Coat of Arms. The seal of the Guild of
Librarians is a stylized vashkoon
head, one eye replaced with a sunburst, encircled by three curving lines that
each end in a spiral. The coat of arms, or elements of it, features prominently
in the architecture of the Library Towers. Each symbol is intended to represent
one of the R'unorian gods. The
vashkoon head represents
Helífik, who is said to have made the clever vashkoon, while the sunburst
represents Gorgamoth, the wise giver of glass. The curving lines are intended to
represent the tendrils of Murlar who attempts to hide secrets.
On the reverse or about the edge, where applicable, are often written the words "All the knowledge in the world is already known" the motto of the Guild.
Location. The Guild of Librarians is housed in the Great Library on the island of Glara, a short distance southwest from the city of R'unor.
History. The Guild of Librarians traces its history back to a minor R'mart family called Glara, and its household, which fled the isle of R'unor during the Glorious Reclamation, in which the combined forces of the R'mart and Blaar'kr subjugated the orcs of R'unor.
Their crude ship reached a small islet south of the main island, but foundered soon afterwards, beaten to scraps by the surf, leaving both the family and household stranded.
Despite the comparative adversity, the family survives and constructs what would become the basis of settlement on the island, and the beginning of the Library itself. It is common among R'mart to keep a tome of collected knowledge, a car'ido, which preserves the wisdom of generations past. The Glaran Car'ido marked the earliest known comprehensive record of flora or fauna of R'unor, and certainly the oldest surviving example of any such attempt. Following the Unification of R'unor, the contingent that arrived on Glara was surprised to find a thriving, if minute, settlement, which was quickly incorporated into the burgeoning kingdom.
The Guild of Librarians was formally formed following the unification of the Kingdom of R'unor itself in 2997 b.S. Construction of the Great Library had begun in 3172 b.S., but the structure was soon found to be too small to house the rapidly growing collection, and additions were needed. Construction began anew in 3003 b.S., with the formal completion of the Great Library in 962 b.S.
 The compendiumist digresses that the entry must contain a cursory explanation of R'unorian politics in order to be as clear as possible to the reader.
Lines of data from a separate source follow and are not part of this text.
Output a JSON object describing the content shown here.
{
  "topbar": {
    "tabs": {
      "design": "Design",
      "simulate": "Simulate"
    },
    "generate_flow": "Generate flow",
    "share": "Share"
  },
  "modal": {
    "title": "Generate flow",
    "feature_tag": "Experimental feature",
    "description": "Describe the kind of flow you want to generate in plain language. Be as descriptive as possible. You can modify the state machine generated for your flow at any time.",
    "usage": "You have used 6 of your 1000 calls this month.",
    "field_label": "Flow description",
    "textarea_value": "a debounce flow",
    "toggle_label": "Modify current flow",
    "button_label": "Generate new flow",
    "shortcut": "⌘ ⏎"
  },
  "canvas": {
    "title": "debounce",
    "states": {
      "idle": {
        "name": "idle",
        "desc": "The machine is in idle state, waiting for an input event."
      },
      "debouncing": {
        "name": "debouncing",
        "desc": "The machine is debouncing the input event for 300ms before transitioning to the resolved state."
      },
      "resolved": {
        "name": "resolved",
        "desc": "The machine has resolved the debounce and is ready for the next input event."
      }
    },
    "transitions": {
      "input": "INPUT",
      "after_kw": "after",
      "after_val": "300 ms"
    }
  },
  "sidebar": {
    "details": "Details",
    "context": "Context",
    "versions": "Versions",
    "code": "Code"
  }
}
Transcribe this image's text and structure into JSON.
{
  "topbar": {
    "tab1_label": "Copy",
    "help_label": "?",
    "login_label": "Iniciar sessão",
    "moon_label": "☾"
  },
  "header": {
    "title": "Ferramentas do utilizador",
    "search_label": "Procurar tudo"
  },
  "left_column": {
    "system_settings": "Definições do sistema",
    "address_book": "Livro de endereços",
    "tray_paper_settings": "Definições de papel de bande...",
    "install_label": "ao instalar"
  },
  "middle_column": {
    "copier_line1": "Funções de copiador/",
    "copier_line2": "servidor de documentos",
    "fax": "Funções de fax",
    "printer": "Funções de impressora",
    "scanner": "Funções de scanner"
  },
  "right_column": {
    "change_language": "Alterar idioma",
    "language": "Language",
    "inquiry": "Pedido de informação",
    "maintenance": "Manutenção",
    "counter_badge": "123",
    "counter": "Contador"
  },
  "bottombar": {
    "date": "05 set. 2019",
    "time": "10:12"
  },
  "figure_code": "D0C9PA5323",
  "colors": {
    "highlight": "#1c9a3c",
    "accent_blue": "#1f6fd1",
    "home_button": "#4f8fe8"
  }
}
This explanation has been largely simplified to avoid becoming a treatise on R'unorian government which would surely exceed the normal and natural length of an entry of this scope. [Back]